To date, several mitigation actions have been proposed and implemented to study (Correia et al. 2018a, 2014) and recover wild seahorse populations through habitat enrichment (Correia et al. 2015b, 2013) in light of key habitat loss and degradation (Correia et al. 2015a, 2018b). Considering that seahorses have small home ranges (Caldwell et al. 2011; Caldwell and Vincent 2013), and that Andrade et al. (2016) reported up to 90% of recruitment found to be located up to 500 m from the original population, any continuous distress might seriously compromise the ability for population recovery, which may lead seahorses to the brink of local extirpation. In fact, extreme fluctuations of > 90%, as reported in this study, leaves these populations vulnerable to any additional stressors during low density periods (Mace et al. 2008).

To avoid local extinction, other mitigation actions will therefore need to be considered, such as the protection of seahorse habitats (Vincent et al. 2011a); banning collection by providing seahorses with a conservation status (Harasti et al. 2014); the implementation of no-take marine protected areas (MPAs) (Harasti et al. 2014; Martin-Smith et al. 2004; Vincent et al. 2007) and other restriction policies.
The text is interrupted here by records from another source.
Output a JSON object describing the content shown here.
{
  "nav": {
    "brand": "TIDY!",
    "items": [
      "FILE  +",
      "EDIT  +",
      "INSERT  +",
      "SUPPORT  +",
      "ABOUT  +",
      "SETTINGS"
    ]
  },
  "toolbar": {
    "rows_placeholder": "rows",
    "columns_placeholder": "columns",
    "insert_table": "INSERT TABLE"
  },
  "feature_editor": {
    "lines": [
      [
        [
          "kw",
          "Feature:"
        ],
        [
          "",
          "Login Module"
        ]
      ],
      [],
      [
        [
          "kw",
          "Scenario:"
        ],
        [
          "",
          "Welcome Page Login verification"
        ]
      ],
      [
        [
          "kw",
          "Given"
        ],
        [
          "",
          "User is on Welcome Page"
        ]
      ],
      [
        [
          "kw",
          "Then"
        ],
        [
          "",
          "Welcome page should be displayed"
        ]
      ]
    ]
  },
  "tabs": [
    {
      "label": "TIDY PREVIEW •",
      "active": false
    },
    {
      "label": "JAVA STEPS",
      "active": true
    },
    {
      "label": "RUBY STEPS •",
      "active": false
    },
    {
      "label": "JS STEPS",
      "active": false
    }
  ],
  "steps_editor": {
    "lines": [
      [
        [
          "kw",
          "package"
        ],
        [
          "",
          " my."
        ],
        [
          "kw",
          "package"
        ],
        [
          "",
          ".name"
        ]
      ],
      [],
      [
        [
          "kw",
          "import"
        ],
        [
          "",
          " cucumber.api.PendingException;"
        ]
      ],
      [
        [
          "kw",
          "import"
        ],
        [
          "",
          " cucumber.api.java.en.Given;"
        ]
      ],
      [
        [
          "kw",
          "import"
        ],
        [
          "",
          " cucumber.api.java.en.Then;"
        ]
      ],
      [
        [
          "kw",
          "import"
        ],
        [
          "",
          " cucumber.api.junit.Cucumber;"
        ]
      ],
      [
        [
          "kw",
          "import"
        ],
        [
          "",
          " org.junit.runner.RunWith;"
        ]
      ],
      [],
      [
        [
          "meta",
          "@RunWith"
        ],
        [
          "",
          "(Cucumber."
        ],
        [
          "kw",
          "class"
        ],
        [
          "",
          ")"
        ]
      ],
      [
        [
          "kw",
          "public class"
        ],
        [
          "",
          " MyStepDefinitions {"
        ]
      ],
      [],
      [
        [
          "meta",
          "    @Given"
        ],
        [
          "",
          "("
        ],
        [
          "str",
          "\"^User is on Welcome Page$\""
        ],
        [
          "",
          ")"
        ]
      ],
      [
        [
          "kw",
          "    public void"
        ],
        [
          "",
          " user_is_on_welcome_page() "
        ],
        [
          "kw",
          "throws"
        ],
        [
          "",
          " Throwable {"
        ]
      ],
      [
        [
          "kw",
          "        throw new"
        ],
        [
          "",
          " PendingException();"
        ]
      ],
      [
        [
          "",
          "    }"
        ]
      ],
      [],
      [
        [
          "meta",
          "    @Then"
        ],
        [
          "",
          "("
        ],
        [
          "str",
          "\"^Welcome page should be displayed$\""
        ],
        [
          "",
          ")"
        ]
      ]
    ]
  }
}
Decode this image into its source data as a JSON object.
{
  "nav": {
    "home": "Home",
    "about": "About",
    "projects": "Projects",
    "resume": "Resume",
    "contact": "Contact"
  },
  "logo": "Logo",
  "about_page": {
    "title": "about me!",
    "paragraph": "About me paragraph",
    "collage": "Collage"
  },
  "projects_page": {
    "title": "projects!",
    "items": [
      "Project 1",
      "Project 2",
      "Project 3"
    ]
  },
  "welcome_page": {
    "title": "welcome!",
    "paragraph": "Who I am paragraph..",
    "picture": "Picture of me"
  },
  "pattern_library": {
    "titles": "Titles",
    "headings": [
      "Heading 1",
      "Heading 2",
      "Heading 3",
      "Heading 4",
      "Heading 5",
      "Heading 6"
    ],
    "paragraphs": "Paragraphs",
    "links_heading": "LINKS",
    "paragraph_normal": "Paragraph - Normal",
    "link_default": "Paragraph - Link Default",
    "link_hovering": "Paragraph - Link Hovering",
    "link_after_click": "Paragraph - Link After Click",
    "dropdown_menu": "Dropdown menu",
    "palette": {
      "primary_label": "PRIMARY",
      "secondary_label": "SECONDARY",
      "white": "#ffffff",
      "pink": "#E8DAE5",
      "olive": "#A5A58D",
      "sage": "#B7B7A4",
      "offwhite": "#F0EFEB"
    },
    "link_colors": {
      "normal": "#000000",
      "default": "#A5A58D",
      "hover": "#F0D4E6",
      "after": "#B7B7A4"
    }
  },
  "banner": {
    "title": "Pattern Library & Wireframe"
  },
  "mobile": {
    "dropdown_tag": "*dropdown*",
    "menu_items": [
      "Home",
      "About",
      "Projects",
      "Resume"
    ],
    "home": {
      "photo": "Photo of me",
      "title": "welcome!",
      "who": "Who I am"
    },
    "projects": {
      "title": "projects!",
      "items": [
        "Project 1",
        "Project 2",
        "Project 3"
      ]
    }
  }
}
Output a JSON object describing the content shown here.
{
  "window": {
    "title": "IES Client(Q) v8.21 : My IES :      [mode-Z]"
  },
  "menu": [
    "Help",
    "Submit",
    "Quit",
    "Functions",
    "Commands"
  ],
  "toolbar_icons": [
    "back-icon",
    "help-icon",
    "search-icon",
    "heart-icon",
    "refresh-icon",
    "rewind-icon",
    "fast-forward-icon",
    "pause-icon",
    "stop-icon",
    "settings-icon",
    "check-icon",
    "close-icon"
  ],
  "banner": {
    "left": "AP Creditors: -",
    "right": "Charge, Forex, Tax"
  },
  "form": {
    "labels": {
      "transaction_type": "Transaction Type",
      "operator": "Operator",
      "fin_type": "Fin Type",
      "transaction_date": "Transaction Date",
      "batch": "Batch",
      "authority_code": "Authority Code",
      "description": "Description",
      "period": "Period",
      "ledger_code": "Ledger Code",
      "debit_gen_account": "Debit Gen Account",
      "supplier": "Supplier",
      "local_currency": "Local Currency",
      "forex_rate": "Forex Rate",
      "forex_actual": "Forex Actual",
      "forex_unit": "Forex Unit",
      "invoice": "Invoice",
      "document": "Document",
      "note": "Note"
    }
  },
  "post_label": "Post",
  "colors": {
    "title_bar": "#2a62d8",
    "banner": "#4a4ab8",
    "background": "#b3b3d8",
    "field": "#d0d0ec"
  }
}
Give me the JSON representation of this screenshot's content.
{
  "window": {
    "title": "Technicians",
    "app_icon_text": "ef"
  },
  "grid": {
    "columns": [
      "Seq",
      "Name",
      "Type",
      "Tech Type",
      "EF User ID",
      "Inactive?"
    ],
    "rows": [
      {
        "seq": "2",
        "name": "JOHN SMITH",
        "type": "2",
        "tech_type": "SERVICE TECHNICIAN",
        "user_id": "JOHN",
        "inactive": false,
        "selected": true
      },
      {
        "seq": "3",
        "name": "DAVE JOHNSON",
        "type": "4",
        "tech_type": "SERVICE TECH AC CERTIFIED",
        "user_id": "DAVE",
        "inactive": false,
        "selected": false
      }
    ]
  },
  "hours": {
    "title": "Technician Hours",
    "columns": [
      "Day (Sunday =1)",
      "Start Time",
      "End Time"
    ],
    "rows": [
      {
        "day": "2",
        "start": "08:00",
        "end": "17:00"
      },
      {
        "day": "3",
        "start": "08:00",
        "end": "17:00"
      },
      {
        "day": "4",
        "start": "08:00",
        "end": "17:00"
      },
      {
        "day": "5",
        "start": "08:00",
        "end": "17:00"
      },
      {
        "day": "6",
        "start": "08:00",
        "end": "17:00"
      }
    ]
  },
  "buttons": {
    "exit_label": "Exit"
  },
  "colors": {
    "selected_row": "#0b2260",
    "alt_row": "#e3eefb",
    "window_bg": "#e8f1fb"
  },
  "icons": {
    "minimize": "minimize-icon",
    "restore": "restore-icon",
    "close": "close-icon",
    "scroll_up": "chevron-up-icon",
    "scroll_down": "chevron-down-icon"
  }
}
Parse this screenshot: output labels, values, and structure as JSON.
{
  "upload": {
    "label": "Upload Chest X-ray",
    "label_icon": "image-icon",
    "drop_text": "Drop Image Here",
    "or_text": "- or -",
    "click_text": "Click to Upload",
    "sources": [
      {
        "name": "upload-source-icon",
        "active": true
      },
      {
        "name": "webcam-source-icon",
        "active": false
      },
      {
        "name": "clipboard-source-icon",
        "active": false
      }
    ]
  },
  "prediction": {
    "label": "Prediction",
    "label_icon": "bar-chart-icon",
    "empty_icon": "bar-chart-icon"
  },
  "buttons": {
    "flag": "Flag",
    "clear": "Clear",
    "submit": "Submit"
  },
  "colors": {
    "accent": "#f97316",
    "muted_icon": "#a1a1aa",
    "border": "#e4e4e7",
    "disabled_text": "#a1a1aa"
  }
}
The benefits of MPAs for conserving marine biodiversity are well documented (Babcock et al. 2010; Halpern 2003; Lester et al. 2009; Roberts et al. 2001). However, information regarding the benefit of MPAs for conserving seahorse populations is still scarce (Harasti et al. 2014). Seahorse species have been found to have different levels of habitat reliance and preference (Zhang and Vincent 2018). As key habitat characteristics have been described for H. guttulatus and H. hippocampus in the Ria Formosa lagoon (Correia et al. 2018b), target protected areas should integrate these findings to ensure population recovery.

In light of the recent decline of both seahorse species in the Ria Formosa lagoon, it is of the utmost importance to implement rapid mitigation actions to cope with the emerging illegal capture and to allow for species recovery, while continue monitoring the wild populations. The implementation of no-access zone to allow for habitat and species recovery in conjunction with short-term habitat enrichment might provide the necessary conditions for seahorse populations to bounce back from the existing decline trend. Local stakeholders such as major decision makers, authorities, and socio-economic sector (e.g., marine tourism companies and local fishing communities) need to be included in the process in order to ensure the success and effectiveness of this action.